What the exercise asks:
Print all the entries verbatim.

Supplied records:
--------------------------------------------------
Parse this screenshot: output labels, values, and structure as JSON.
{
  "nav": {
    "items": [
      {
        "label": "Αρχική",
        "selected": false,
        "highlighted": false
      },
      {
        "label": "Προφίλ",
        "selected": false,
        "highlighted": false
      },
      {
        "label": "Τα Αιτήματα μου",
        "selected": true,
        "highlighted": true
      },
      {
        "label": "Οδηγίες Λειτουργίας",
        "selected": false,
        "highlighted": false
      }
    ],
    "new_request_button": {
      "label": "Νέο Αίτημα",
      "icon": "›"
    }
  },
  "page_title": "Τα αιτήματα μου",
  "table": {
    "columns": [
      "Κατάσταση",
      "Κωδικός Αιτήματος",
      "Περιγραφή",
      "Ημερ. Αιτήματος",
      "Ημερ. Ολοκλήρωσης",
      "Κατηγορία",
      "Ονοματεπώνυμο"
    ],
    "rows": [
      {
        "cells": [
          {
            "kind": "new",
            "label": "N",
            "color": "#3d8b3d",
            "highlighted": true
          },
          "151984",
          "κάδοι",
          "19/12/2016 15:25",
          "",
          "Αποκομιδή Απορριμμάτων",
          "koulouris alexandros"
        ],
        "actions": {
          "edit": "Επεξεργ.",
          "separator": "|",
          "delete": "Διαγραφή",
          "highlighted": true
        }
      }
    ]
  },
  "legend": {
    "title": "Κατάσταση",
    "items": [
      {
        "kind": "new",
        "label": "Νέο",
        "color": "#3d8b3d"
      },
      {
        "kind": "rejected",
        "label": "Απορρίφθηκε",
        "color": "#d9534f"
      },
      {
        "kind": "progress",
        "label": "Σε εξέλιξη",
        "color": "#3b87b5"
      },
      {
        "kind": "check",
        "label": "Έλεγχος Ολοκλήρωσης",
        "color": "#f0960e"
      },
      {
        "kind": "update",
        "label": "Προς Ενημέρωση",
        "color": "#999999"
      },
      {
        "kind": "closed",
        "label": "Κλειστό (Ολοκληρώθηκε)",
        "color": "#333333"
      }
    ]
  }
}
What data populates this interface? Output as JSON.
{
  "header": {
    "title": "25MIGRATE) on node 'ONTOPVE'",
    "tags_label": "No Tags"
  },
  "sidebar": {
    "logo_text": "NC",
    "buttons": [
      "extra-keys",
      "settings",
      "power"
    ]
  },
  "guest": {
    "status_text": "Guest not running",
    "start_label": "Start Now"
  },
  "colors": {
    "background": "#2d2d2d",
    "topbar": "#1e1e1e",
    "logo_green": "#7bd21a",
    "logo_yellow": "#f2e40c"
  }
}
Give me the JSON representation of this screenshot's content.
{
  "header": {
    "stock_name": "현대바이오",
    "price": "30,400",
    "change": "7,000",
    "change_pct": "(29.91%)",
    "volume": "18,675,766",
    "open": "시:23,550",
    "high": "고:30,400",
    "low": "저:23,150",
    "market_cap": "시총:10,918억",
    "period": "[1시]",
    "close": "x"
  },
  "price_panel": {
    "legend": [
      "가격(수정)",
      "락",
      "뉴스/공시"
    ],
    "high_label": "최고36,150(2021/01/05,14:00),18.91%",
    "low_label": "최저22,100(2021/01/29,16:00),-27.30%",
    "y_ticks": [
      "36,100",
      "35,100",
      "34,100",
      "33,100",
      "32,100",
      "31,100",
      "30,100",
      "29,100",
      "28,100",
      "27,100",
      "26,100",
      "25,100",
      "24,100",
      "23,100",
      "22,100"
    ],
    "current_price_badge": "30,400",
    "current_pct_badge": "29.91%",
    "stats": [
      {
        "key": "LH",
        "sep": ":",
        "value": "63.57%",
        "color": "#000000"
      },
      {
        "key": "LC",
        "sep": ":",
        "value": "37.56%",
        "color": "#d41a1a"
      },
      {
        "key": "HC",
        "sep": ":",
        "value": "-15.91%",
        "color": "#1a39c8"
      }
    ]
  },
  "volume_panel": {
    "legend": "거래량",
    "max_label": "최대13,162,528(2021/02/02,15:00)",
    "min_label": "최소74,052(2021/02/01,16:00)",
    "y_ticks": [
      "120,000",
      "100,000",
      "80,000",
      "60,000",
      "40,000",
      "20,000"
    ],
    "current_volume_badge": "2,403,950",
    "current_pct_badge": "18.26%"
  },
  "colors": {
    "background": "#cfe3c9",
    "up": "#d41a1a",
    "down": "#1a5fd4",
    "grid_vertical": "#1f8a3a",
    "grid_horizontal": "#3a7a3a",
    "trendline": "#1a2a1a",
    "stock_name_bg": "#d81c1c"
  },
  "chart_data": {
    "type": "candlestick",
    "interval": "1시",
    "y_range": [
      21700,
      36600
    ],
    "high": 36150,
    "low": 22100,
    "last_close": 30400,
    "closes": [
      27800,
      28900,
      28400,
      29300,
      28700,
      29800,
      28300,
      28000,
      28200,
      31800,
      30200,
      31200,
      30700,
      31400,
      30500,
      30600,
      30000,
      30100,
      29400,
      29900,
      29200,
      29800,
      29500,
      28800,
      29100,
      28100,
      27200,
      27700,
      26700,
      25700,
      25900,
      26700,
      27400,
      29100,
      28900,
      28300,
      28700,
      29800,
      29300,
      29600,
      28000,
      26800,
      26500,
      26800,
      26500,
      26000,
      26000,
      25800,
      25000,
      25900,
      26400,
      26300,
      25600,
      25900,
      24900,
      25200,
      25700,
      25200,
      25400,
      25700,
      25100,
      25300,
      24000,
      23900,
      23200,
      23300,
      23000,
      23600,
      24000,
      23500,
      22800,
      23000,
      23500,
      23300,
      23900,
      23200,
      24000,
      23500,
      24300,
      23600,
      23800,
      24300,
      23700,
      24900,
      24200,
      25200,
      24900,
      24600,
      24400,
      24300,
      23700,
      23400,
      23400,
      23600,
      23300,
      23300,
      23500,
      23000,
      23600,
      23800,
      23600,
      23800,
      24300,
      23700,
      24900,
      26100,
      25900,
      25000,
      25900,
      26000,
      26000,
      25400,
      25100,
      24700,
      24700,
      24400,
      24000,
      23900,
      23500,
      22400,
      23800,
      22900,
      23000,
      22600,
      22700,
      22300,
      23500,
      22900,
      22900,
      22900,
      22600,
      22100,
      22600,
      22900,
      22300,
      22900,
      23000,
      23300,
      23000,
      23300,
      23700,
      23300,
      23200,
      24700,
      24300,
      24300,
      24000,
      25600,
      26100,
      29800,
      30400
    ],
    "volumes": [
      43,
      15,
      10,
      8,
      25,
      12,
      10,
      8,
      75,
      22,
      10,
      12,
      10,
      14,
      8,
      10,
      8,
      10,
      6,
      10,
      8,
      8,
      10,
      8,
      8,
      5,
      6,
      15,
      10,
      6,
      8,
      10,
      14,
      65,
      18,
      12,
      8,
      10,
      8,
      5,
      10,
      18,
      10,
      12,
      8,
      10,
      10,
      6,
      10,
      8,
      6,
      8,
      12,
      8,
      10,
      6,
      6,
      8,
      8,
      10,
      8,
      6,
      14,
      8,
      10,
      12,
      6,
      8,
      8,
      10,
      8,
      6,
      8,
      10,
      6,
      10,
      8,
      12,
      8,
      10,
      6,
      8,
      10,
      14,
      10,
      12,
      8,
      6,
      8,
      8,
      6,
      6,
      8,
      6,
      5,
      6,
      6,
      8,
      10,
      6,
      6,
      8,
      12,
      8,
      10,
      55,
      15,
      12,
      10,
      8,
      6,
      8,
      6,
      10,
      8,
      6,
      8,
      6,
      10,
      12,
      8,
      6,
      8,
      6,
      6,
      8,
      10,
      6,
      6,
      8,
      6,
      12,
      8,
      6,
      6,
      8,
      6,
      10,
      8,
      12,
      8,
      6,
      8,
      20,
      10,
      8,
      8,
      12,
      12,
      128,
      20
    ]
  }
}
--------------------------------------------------
Reply:
Parse this screenshot: output labels, values, and structure as JSON.
{
  "nav": {
    "items": [
      {
        "label": "Αρχική",
        "selected": false,
        "highlighted": false
      },
      {
        "label": "Προφίλ",
        "selected": false,
        "highlighted": false
      },
      {
        "label": "Τα Αιτήματα μου",
        "selected": true,
        "highlighted": true
      },
      {
        "label": "Οδηγίες Λειτουργίας",
        "selected": false,
        "highlighted": false
      }
    ],
    "new_request_button": {
      "label": "Νέο Αίτημα",
      "icon": "›"
    }
  },
  "page_title": "Τα αιτήματα μου",
  "table": {
    "columns": [
      "Κατάσταση",
      "Κωδικός Αιτήματος",
      "Περιγραφή",
      "Ημερ. Αιτήματος",
      "Ημερ. Ολοκλήρωσης",
      "Κατηγορία",
      "Ονοματεπώνυμο"
    ],
    "rows": [
      {
        "cells": [
          {
            "kind": "new",
            "label": "N",
            "color": "#3d8b3d",
            "highlighted": true
          },
          "151984",
          "κάδοι",
          "19/12/2016 15:25",
          "",
          "Αποκομιδή Απορριμμάτων",
          "koulouris alexandros"
        ],
        "actions": {
          "edit": "Επεξεργ.",
          "separator": "|",
          "delete": "Διαγραφή",
          "highlighted": true
        }
      }
    ]
  },
  "legend": {
    "title": "Κατάσταση",
    "items": [
      {
        "kind": "new",
        "label": "Νέο",
        "color": "#3d8b3d"
      },
      {
        "kind": "rejected",
        "label": "Απορρίφθηκε",
        "color": "#d9534f"
      },
      {
        "kind": "progress",
        "label": "Σε εξέλιξη",
        "color": "#3b87b5"
      },
      {
        "kind": "check",
        "label": "Έλεγχος Ολοκλήρωσης",
        "color": "#f0960e"
      },
      {
        "kind": "update",
        "label": "Προς Ενημέρωση",
        "color": "#999999"
      },
      {
        "kind": "closed",
        "label": "Κλειστό (Ολοκληρώθηκε)",
        "color": "#333333"
      }
    ]
  }
}
What data populates this interface? Output as JSON.
{
  "header": {
    "title": "25MIGRATE) on node 'ONTOPVE'",
    "tags_label": "No Tags"
  },
  "sidebar": {
    "logo_text": "NC",
    "buttons": [
      "extra-keys",
      "settings",
      "power"
    ]
  },
  "guest": {
    "status_text": "Guest not running",
    "start_label": "Start Now"
  },
  "colors": {
    "background": "#2d2d2d",
    "topbar": "#1e1e1e",
    "logo_green": "#7bd21a",
    "logo_yellow": "#f2e40c"
  }
}
Give me the JSON representation of this screenshot's content.
{
  "header": {
    "stock_name": "현대바이오",
    "price": "30,400",
    "change": "7,000",
    "change_pct": "(29.91%)",
    "volume": "18,675,766",
    "open": "시:23,550",
    "high": "고:30,400",
    "low": "저:23,150",
    "market_cap": "시총:10,918억",
    "period": "[1시]",
    "close": "x"
  },
  "price_panel": {
    "legend": [
      "가격(수정)",
      "락",
      "뉴스/공시"
    ],
    "high_label": "최고36,150(2021/01/05,14:00),18.91%",
    "low_label": "최저22,100(2021/01/29,16:00),-27.30%",
    "y_ticks": [
      "36,100",
      "35,100",
      "34,100",
      "33,100",
      "32,100",
      "31,100",
      "30,100",
      "29,100",
      "28,100",
      "27,100",
      "26,100",
      "25,100",
      "24,100",
      "23,100",
      "22,100"
    ],
    "current_price_badge": "30,400",
    "current_pct_badge": "29.91%",
    "stats": [
      {
        "key": "LH",
        "sep": ":",
        "value": "63.57%",
        "color": "#000000"
      },
      {
        "key": "LC",
        "sep": ":",
        "value": "37.56%",
        "color": "#d41a1a"
      },
      {
        "key": "HC",
        "sep": ":",
        "value": "-15.91%",
        "color": "#1a39c8"
      }
    ]
  },
  "volume_panel": {
    "legend": "거래량",
    "max_label": "최대13,162,528(2021/02/02,15:00)",
    "min_label": "최소74,052(2021/02/01,16:00)",
    "y_ticks": [
      "120,000",
      "100,000",
      "80,000",
      "60,000",
      "40,000",
      "20,000"
    ],
    "current_volume_badge": "2,403,950",
    "current_pct_badge": "18.26%"
  },
  "colors": {
    "background": "#cfe3c9",
    "up": "#d41a1a",
    "down": "#1a5fd4",
    "grid_vertical": "#1f8a3a",
    "grid_horizontal": "#3a7a3a",
    "trendline": "#1a2a1a",
    "stock_name_bg": "#d81c1c"
  },
  "chart_data": {
    "type": "candlestick",
    "interval": "1시",
    "y_range": [
      21700,
      36600
    ],
    "high": 36150,
    "low": 22100,
    "last_close": 30400,
    "closes": [
      27800,
      28900,
      28400,
      29300,
      28700,
      29800,
      28300,
      28000,
      28200,
      31800,
      30200,
      31200,
      30700,
      31400,
      30500,
      30600,
      30000,
      30100,
      29400,
      29900,
      29200,
      29800,
      29500,
      28800,
      29100,
      28100,
      27200,
      27700,
      26700,
      25700,
      25900,
      26700,
      27400,
      29100,
      28900,
      28300,
      28700,
      29800,
      29300,
      29600,
      28000,
      26800,
      26500,
      26800,
      26500,
      26000,
      26000,
      25800,
      25000,
      25900,
      26400,
      26300,
      25600,
      25900,
      24900,
      25200,
      25700,
      25200,
      25400,
      25700,
      25100,
      25300,
      24000,
      23900,
      23200,
      23300,
      23000,
      23600,
      24000,
      23500,
      22800,
      23000,
      23500,
      23300,
      23900,
      23200,
      24000,
      23500,
      24300,
      23600,
      23800,
      24300,
      23700,
      24900,
      24200,
      25200,
      24900,
      24600,
      24400,
      24300,
      23700,
      23400,
      23400,
      23600,
      23300,
      23300,
      23500,
      23000,
      23600,
      23800,
      23600,
      23800,
      24300,
      23700,
      24900,
      26100,
      25900,
      25000,
      25900,
      26000,
      26000,
      25400,
      25100,
      24700,
      24700,
      24400,
      24000,
      23900,
      23500,
      22400,
      23800,
      22900,
      23000,
      22600,
      22700,
      22300,
      23500,
      22900,
      22900,
      22900,
      22600,
      22100,
      22600,
      22900,
      22300,
      22900,
      23000,
      23300,
      23000,
      23300,
      23700,
      23300,
      23200,
      24700,
      24300,
      24300,
      24000,
      25600,
      26100,
      29800,
      30400
    ],
    "volumes": [
      43,
      15,
      10,
      8,
      25,
      12,
      10,
      8,
      75,
      22,
      10,
      12,
      10,
      14,
      8,
      10,
      8,
      10,
      6,
      10,
      8,
      8,
      10,
      8,
      8,
      5,
      6,
      15,
      10,
      6,
      8,
      10,
      14,
      65,
      18,
      12,
      8,
      10,
      8,
      5,
      10,
      18,
      10,
      12,
      8,
      10,
      10,
      6,
      10,
      8,
      6,
      8,
      12,
      8,
      10,
      6,
      6,
      8,
      8,
      10,
      8,
      6,
      14,
      8,
      10,
      12,
      6,
      8,
      8,
      10,
      8,
      6,
      8,
      10,
      6,
      10,
      8,
      12,
      8,
      10,
      6,
      8,
      10,
      14,
      10,
      12,
      8,
      6,
      8,
      8,
      6,
      6,
      8,
      6,
      5,
      6,
      6,
      8,
      10,
      6,
      6,
      8,
      12,
      8,
      10,
      55,
      15,
      12,
      10,
      8,
      6,
      8,
      6,
      10,
      8,
      6,
      8,
      6,
      10,
      12,
      8,
      6,
      8,
      6,
      6,
      8,
      10,
      6,
      6,
      8,
      6,
      12,
      8,
      6,
      6,
      8,
      6,
      10,
      8,
      12,
      8,
      6,
      8,
      20,
      10,
      8,
      8,
      12,
      12,
      128,
      20
    ]
  }
}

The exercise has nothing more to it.